Originally published at CanadianLiving.com
A staggering 22 per cent of adult Canadians have serious difficulty reading and understanding any printed material and experts draw a clear line between low literacy and lower incomes.
In 1999, ABC CANADA Literacy Foundation(TM) launched a family literacy day to draw awareness to the importance of family reading and learning. According to ABC CANADA Literacy Foundation(TM) president and CEO Christine Featherstone, being actively involved in your child’s literacy is much simpler than people may think.
For tips on how to encourage reading and literacy skill in your own family, check out the easy antidotes to common literacy spoilers below.
1. Treating reading like a chore. Reading can be a magical escape into the lives and worlds beyond your own but it can become a chore if you don’t make it fun for your children. With a little forethought and planning, reluctant readers can be transformed into enthusiastic adventurers into the magical land of the written word.
2. Expecting your kids to read without being a reader yourself. Are you a good reading role model? Kids are sensitive to our values and if you don’t see reading as fun and enjoyable, chances are your kids won’t either.
3. Overlooking routine opportunities to read. Reading skills can be sharpened by everyday activities like reading cereal boxes and the liner notes on a favourite CD. Double up on the learning curve by letting your child pick out dinner recipes and then helping you prepare a special meal. Rediscover the magic of a bedtime story.
4. Watching too much television. Turn off the tube and turn on to afterschool reading. But also recognize the tool that television can be. Many books have been adapted to movies or television shows. Read the book; watch the program. Or pair a favourite show with its counterpart in reading material. If your child shows an interest in science fiction, suggest a book in that genre.
5. Not having books in your house. Make books readily available in your house by setting up a personal library in your child’s room with a collection of his or her favourite books. Make a comfortable and inviting spot to read somewhere in the house.
6. Pressuring your child to read. Do you push your children to read? Be aware of how much tension you’re imposing on your child and think about how doing so affects his or her attitude towards books.
7. Failing to nurture the art of storytelling. Make storytelling an important part of your family and culture by encouraging grandparents, aunts and uncles to share their stories. Tip: Everyone loves to be read to. Ask out-of-town grandparents to record themselves reading a book to your child and then make the recording a gift (add the book for the child to follow along with).

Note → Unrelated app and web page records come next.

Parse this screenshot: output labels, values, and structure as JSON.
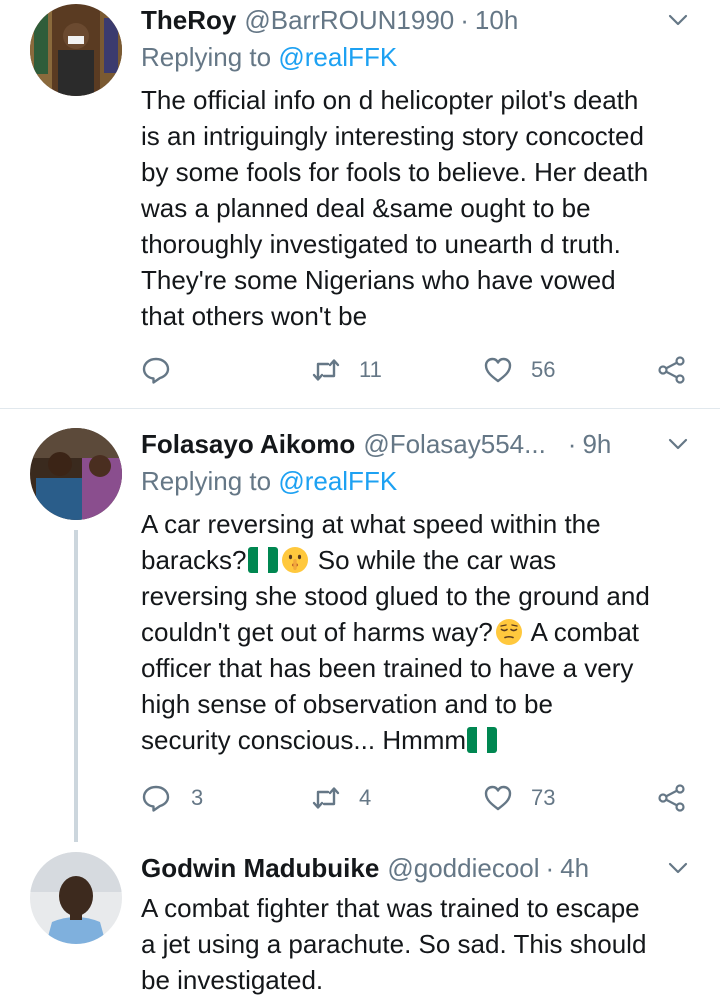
{
  "tweets": [
    {
      "display_name": "TheRoy",
      "handle": "@BarrROUN1990",
      "time": "10h",
      "replying_label": "Replying to",
      "replying_to": "@realFFK",
      "body_lines": [
        "The official info on d helicopter pilot's death",
        "is an intriguingly interesting story concocted",
        "by some fools for fools to believe. Her death",
        "was a planned deal &same ought to be",
        "thoroughly investigated to unearth d truth.",
        "They're some Nigerians who have vowed",
        "that others won't be"
      ],
      "replies": "",
      "retweets": "11",
      "likes": "56"
    },
    {
      "display_name": "Folasayo Aikomo",
      "handle": "@Folasay554...",
      "time": "9h",
      "replying_label": "Replying to",
      "replying_to": "@realFFK",
      "body": {
        "l1": "A car reversing at what speed within the",
        "l2a": "baracks?",
        "l2b": " So while the car was",
        "l3": "reversing she stood glued to the ground and",
        "l4a": "couldn't get out of harms way?",
        "l4b": " A combat",
        "l5": "officer that has been trained to have a very",
        "l6": "high sense of observation  and to be",
        "l7": "security conscious...  Hmmm"
      },
      "replies": "3",
      "retweets": "4",
      "likes": "73"
    },
    {
      "display_name": "Godwin Madubuike",
      "handle": "@goddiecool",
      "time": "4h",
      "body_lines": [
        "A combat fighter that was trained to escape",
        "a jet  using a parachute. So sad. This should",
        "be investigated."
      ]
    }
  ],
  "icons": {
    "reply": "reply-icon",
    "retweet": "retweet-icon",
    "like": "heart-icon",
    "share": "share-icon",
    "more": "chevron-down-icon",
    "flag": "nigeria-flag-emoji",
    "shush": "shushing-face-emoji",
    "pensive": "relieved-face-emoji"
  },
  "colors": {
    "text": "#14171a",
    "secondary": "#657786",
    "link": "#1da1f2",
    "flag_green": "#008751",
    "divider": "#e1e8ed"
  }
}
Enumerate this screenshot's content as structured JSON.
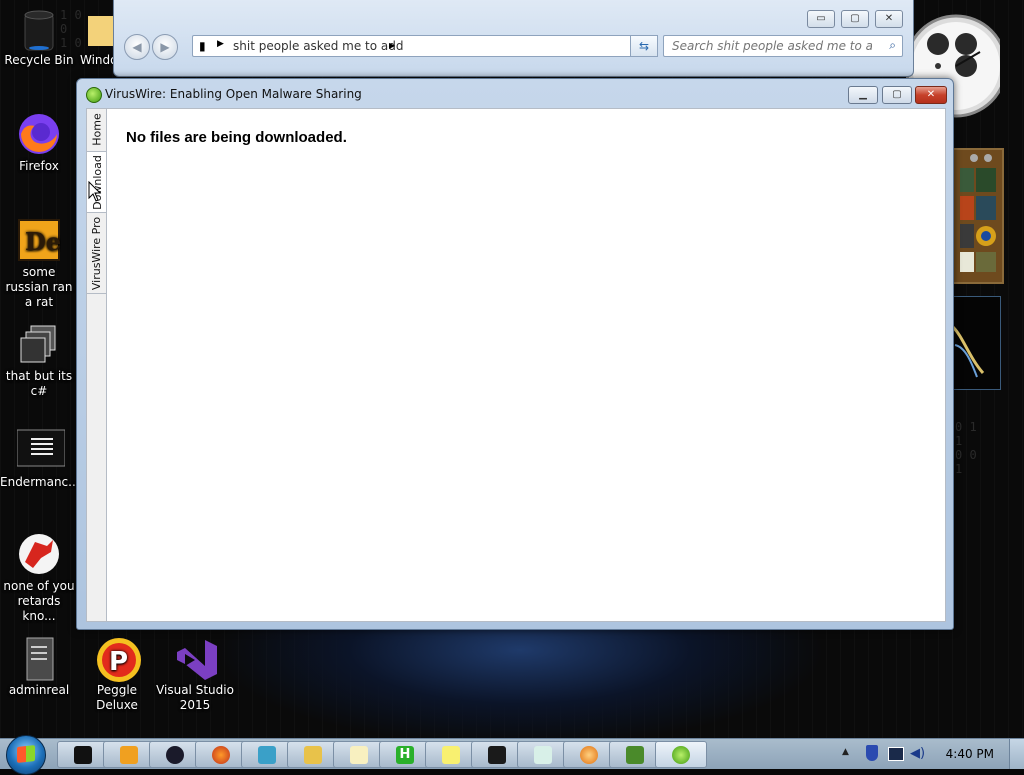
{
  "desktop": {
    "icons": [
      {
        "label": "Recycle Bin",
        "icon": "recycle-bin-icon"
      },
      {
        "label": "Windo",
        "icon": "folder-icon"
      },
      {
        "label": "Firefox",
        "icon": "firefox-icon"
      },
      {
        "label": "some russian ran a rat",
        "icon": "de-app-icon"
      },
      {
        "label": "that but its c#",
        "icon": "stacked-windows-icon"
      },
      {
        "label": "Endermanc...",
        "icon": "console-icon"
      },
      {
        "label": "none of you retards kno...",
        "icon": "dragon-icon"
      },
      {
        "label": "adminreal",
        "icon": "document-icon"
      },
      {
        "label": "Peggle Deluxe",
        "icon": "peggle-icon"
      },
      {
        "label": "Visual Studio 2015",
        "icon": "visual-studio-icon"
      }
    ]
  },
  "explorer": {
    "address_path": "shit people asked me to add",
    "search_placeholder": "Search shit people asked me to add"
  },
  "app": {
    "title": "VirusWire: Enabling Open Malware Sharing",
    "tabs": [
      "Home",
      "Download",
      "VirusWire Pro"
    ],
    "active_tab": "Download",
    "message": "No files are being downloaded."
  },
  "taskbar": {
    "time": "4:40 PM",
    "apps": [
      "cmd-icon",
      "media-player-icon",
      "dark-app-icon",
      "firefox-icon",
      "users-icon",
      "explorer-icon",
      "notepad-icon",
      "h-app-icon",
      "sticky-notes-icon",
      "terminal-icon",
      "notepad2-icon",
      "orange-ball-icon",
      "minecraft-icon",
      "viruswire-icon"
    ]
  },
  "colors": {
    "taskbar": "#9fb3c6",
    "window_frame": "#b9cde6",
    "close_button": "#c6412a"
  }
}
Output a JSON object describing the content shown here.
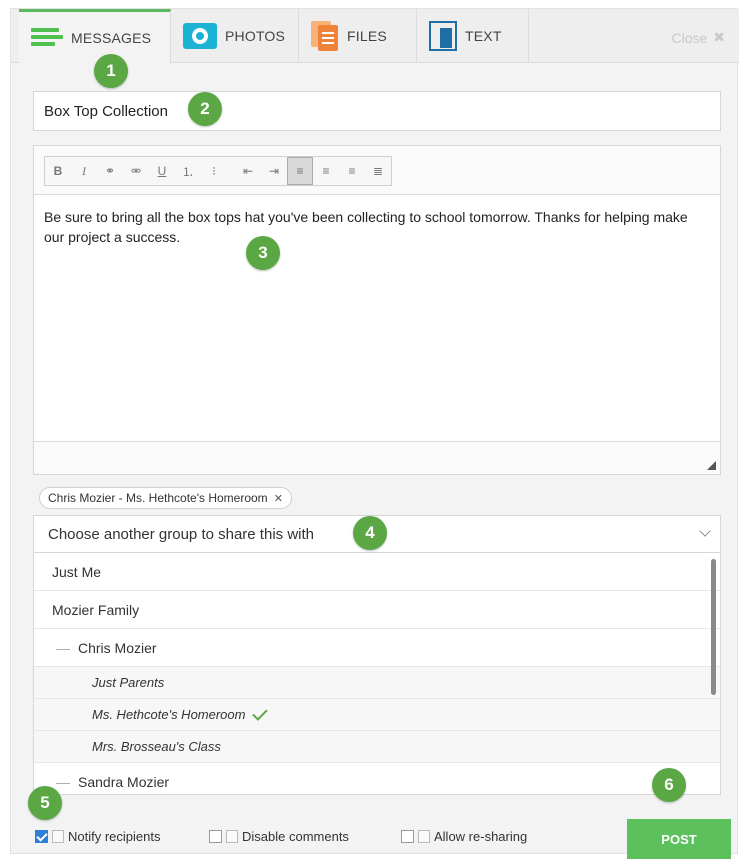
{
  "colors": {
    "accent": "#5cb85c",
    "badge": "#5aa744",
    "post_button": "#5cc05c"
  },
  "tabs": [
    {
      "label": "MESSAGES",
      "icon": "messages-lines-icon",
      "active": true
    },
    {
      "label": "PHOTOS",
      "icon": "camera-icon",
      "active": false
    },
    {
      "label": "FILES",
      "icon": "files-icon",
      "active": false
    },
    {
      "label": "TEXT",
      "icon": "text-doc-icon",
      "active": false
    }
  ],
  "close_label": "Close",
  "close_glyph": "✖",
  "badges": [
    "1",
    "2",
    "3",
    "4",
    "5",
    "6"
  ],
  "subject": {
    "value": "Box Top Collection"
  },
  "toolbar": {
    "bold": "B",
    "italic": "I",
    "link": "⚭",
    "unlink": "⚮",
    "underline": "U",
    "ordered_list": "⒈",
    "unordered_list": "⁝",
    "outdent": "⇤",
    "indent": "⇥",
    "align_left": "≡",
    "align_center": "≡",
    "align_right": "≡",
    "justify": "≣"
  },
  "message": {
    "body": "Be sure to bring all the box tops hat you've been collecting to school tomorrow. Thanks for helping make our project a success."
  },
  "recipient_chip": {
    "label": "Chris Mozier - Ms. Hethcote's Homeroom",
    "remove": "✕"
  },
  "group_select": {
    "placeholder": "Choose another group to share this with",
    "options": [
      {
        "label": "Just Me",
        "level": 0
      },
      {
        "label": "Mozier Family",
        "level": 0
      },
      {
        "label": "Chris Mozier",
        "level": 1,
        "dash": "—"
      },
      {
        "label": "Just Parents",
        "level": 2
      },
      {
        "label": "Ms. Hethcote's Homeroom",
        "level": 2,
        "selected": true
      },
      {
        "label": "Mrs. Brosseau's Class",
        "level": 2
      },
      {
        "label": "Sandra Mozier",
        "level": 1,
        "dash": "—"
      }
    ]
  },
  "footer": {
    "notify_label": "Notify recipients",
    "notify_checked": true,
    "disable_comments_label": "Disable comments",
    "disable_comments_checked": false,
    "allow_resharing_label": "Allow re-sharing",
    "allow_resharing_checked": false,
    "post_label": "POST"
  }
}
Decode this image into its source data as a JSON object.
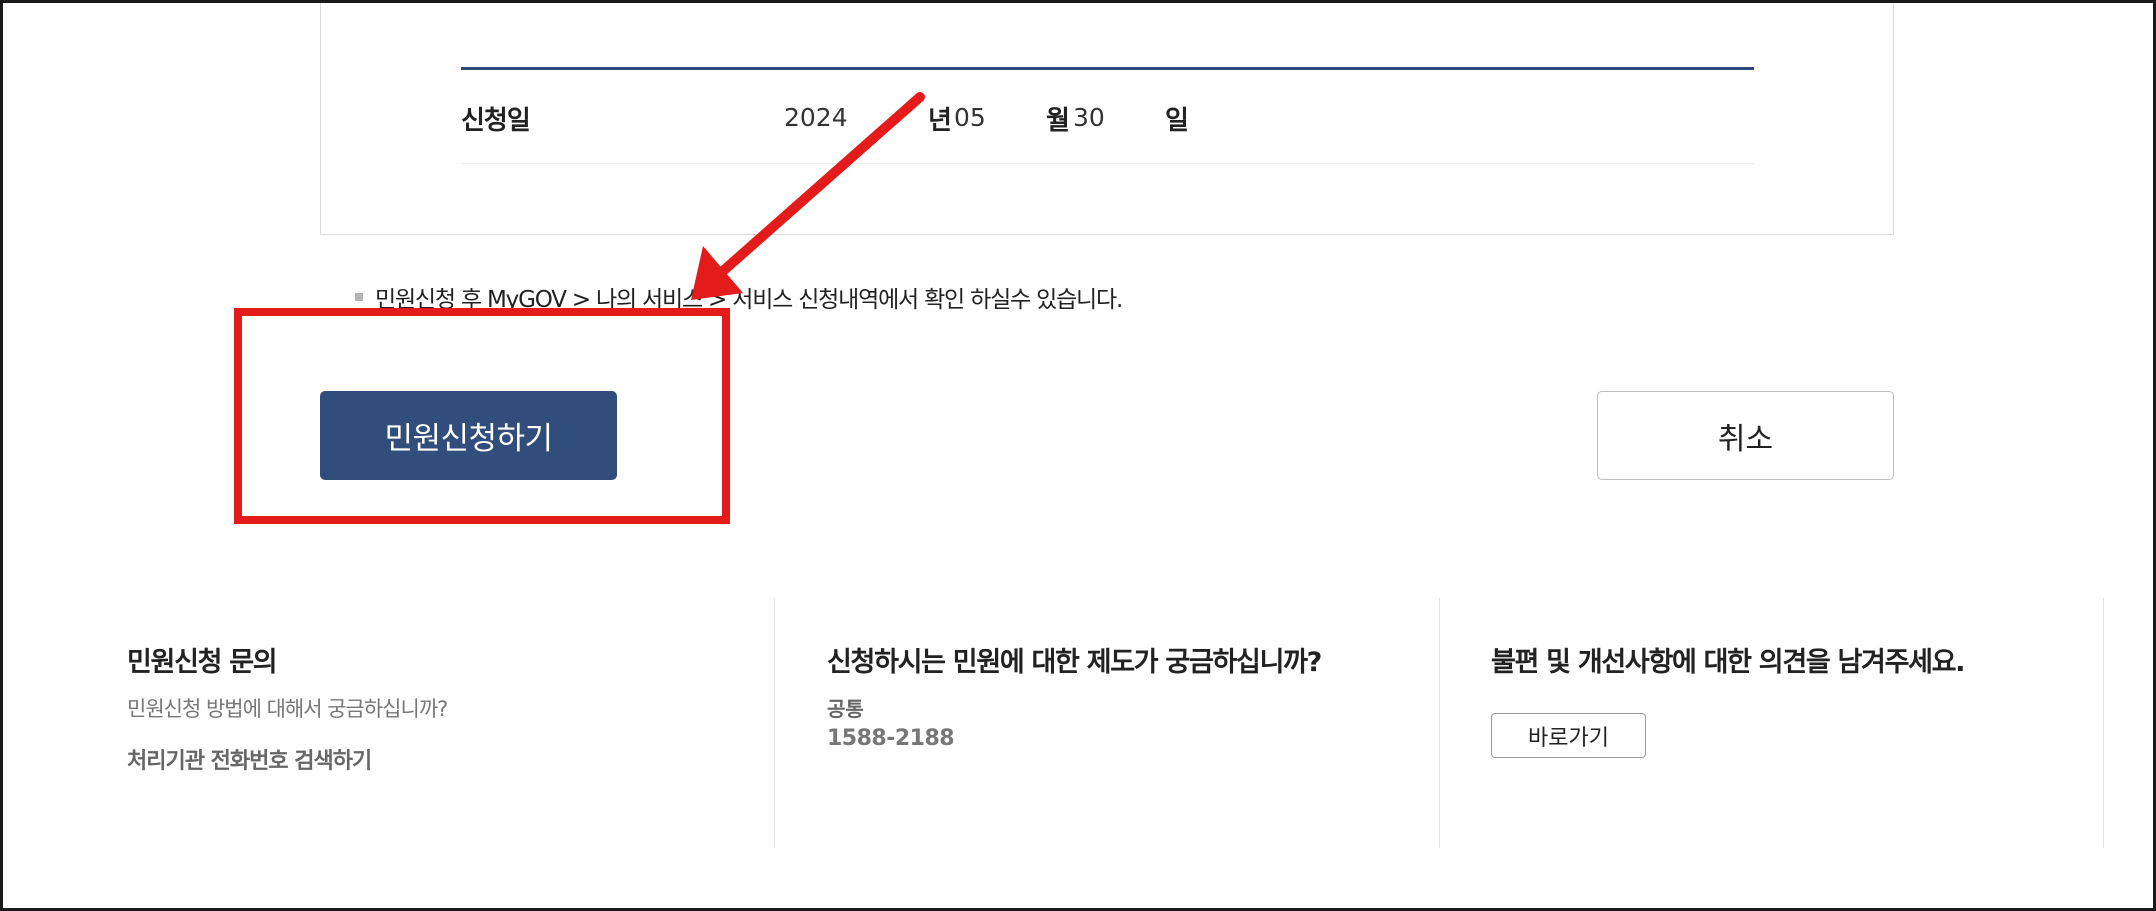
{
  "form": {
    "label": "신청일",
    "year": "2024",
    "year_unit": "년",
    "month": "05",
    "month_unit": "월",
    "day": "30",
    "day_unit": "일"
  },
  "notice": "민원신청 후 MyGOV > 나의 서비스 > 서비스 신청내역에서 확인 하실수 있습니다.",
  "buttons": {
    "submit": "민원신청하기",
    "cancel": "취소"
  },
  "info": {
    "inquiry": {
      "title": "민원신청 문의",
      "subtitle": "민원신청 방법에 대해서 궁금하십니까?",
      "link": "처리기관 전화번호 검색하기"
    },
    "system": {
      "title": "신청하시는 민원에 대한 제도가 궁금하십니까?",
      "label": "공통",
      "phone": "1588-2188"
    },
    "feedback": {
      "title": "불편 및 개선사항에 대한 의견을 남겨주세요.",
      "button": "바로가기"
    }
  },
  "colors": {
    "primary_button": "#314d7b",
    "annotation": "#e31b1b",
    "divider_accent": "#2e4a7a"
  },
  "icons": {
    "notice_bullet": "square-bullet-icon",
    "annotation_arrow": "red-arrow-icon"
  }
}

8. Choosing your child’s reading material for him/her. Does your child have input into what he or she is reading? Tip: The library can be a wonderful resource for reading choices. Younger children especially enjoy the responsibility and entitlement that comes from having their very own library cards. But don’t stop there. Take advantage of library programs (often free!) and book clubs.
9. Selecting the wrong material for your child. Is your child reading age-appropriate material? Be sensitive to the individual interests of your children. Allowing them to choose reading material that reflects their own interests will increase their love of reading.
10. Do you value the written word? Writing and reading go hand in hand. Encourage expression through reading and writing with your kids. Keep an interactive family journal of notes to each other. Make a habit of writing thank you notes for gifts and letters to grandparents.
BONUS TIP: Celebrate ABC CANADA Family Literacy Day(TM) on January 27! Recognize literacy as a personal and family priority every day of the year.
Always keep in mind the First Rule of Reading: Keep it Fun!
Visit these sites for more ways to keep your kids reading:
Robert Munsch Listen to Canada’s favourite storyteller read The Paper Bag Princess, Thomas’ Snowsuit, Love You Forever or many of his other classic stories for kids.
Fun Brain Torpedo parachuting penguins with snowballs as they try to land on your floating iceberg, play prehistoric Mad Libs Junior, or read the daily entries in The Diary of a Wimpy Kid. There are tons of games and activities you’ll enjoy as much as your child will.